Deadwood in Lawrence County, South Dakota — The American Midwest (Upper Plains)
Scout for the Union Army
Marshall for Hay City
Dodge City and Abeline
Killed in Deadwood
August 2, 1876
Buried on Mount Moriah
300 feet above this spot
By George R. Hunter
Location. 44° 22.569′ N, 103° 43.735′ W. Marker is in Deadwood, South Dakota, in Lawrence County. Marker is on Sherman Street near Lee Street and Miller Street, on the right when traveling south. Touch for map. Marker is in this post office area: Deadwood SD 57732, United States of America.
Other nearby markers. At least 8 other markers are within walking distance of this marker. Sherman Street and the East Side (within shouting distance of this marker); The Great Flood (within shouting distance of this marker); Civic Stability (about 400 feet away, measured in a direct line); The Fire of 1879 (about 400 feet away); Deadwood City 1876 (about 500 feet away); Waite Block Annex (about 500 feet away); Gold Discovery in the Great Sioux Reservation (about 500 feet away); Gold in the Gulch (about 500 feet away). Touch for a list and map of all markers in Deadwood.
Regarding Wild Bill. The bust was donated to the
This piece was originally carved in 1951.
Carved out of light-colored granite, the bust depicts Hickok’s head and one shoulder. It has an air of wildness about it, from the upturned, expectant tilt of his head to the blowing hair and mountain-man style hat and coat he wears. It almost appears as if
Hickok is gazing expectantly toward his next adventure in the Hills.
Also see . . .
1. Wild Bill Hickok. His skills as a gunfighter and scout, along with his reputation as a lawman, provided the basis for his fame, although some of his exploits are fictionalized. His nickname of Wild Bill has inspired similar nicknames for men known for their daring in various fields. (Submitted on January 7, 2010, by Mike Stroud of Bluffton, South Carolina.)
2. City of Deadwood. While the gold rush of 1876 brought the likes of Wild Bill Hickok and Calamity Jane, it also provided the wealth to construct a thriving commercial center in the heart of the Black Hills of South Dakota. (Submitted on January 7, 2010, by Mike Stroud of Bluffton, South Carolina.)
3. Tributes to Bill. The bust was rededicated in 1994 after it had been removed to create a bronze cast.
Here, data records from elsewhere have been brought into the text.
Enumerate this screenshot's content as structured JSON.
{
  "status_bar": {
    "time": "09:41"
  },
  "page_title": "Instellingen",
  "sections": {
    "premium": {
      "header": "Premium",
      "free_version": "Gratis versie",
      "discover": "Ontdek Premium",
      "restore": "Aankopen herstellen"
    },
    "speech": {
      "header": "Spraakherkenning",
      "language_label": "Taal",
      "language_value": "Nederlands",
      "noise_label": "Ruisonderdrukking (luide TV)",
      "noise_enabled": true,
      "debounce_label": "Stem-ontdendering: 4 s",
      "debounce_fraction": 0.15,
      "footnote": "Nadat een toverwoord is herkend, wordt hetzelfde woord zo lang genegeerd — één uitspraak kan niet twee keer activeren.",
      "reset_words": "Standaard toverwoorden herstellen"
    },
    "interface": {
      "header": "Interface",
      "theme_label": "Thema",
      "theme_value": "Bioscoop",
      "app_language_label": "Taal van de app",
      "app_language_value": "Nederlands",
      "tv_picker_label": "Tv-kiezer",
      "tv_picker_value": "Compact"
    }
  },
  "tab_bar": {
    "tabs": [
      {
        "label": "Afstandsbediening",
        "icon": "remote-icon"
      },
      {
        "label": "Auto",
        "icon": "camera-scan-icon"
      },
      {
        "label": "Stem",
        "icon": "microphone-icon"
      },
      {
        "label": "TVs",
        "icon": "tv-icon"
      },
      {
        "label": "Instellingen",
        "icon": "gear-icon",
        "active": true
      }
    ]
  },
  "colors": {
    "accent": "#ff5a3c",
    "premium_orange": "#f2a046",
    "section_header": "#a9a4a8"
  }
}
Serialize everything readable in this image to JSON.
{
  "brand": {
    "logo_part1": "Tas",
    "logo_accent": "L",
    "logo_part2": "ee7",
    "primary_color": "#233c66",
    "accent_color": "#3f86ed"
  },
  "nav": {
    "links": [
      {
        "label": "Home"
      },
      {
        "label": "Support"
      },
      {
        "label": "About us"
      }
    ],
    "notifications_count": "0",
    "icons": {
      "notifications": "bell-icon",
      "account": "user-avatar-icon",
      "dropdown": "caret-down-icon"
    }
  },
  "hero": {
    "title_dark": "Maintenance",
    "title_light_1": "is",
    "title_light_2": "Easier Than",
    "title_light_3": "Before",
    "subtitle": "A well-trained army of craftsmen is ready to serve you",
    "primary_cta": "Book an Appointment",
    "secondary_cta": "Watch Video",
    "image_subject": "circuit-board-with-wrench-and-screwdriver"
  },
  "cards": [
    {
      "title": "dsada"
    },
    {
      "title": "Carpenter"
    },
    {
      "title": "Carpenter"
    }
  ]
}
The original pedestal had been destroyed during the bust’s absence, so a second was created to replace it. (Submitted on January 7, 2010, by Mike Stroud of Bluffton, South Carolina.)
Categories. • Notable Persons •
Credits. This page was last revised on June 16, 2016. This page originally submitted on January 7, 2010, by Mike Stroud of Bluffton, South Carolina. This page has been viewed 1,902 times since then and 47 times this year. Photos: 1, 2, 3, 4, 5. submitted on January 7, 2010, by Mike Stroud of Bluffton, South Carolina. • Bill Pfingsten was the editor who published this page.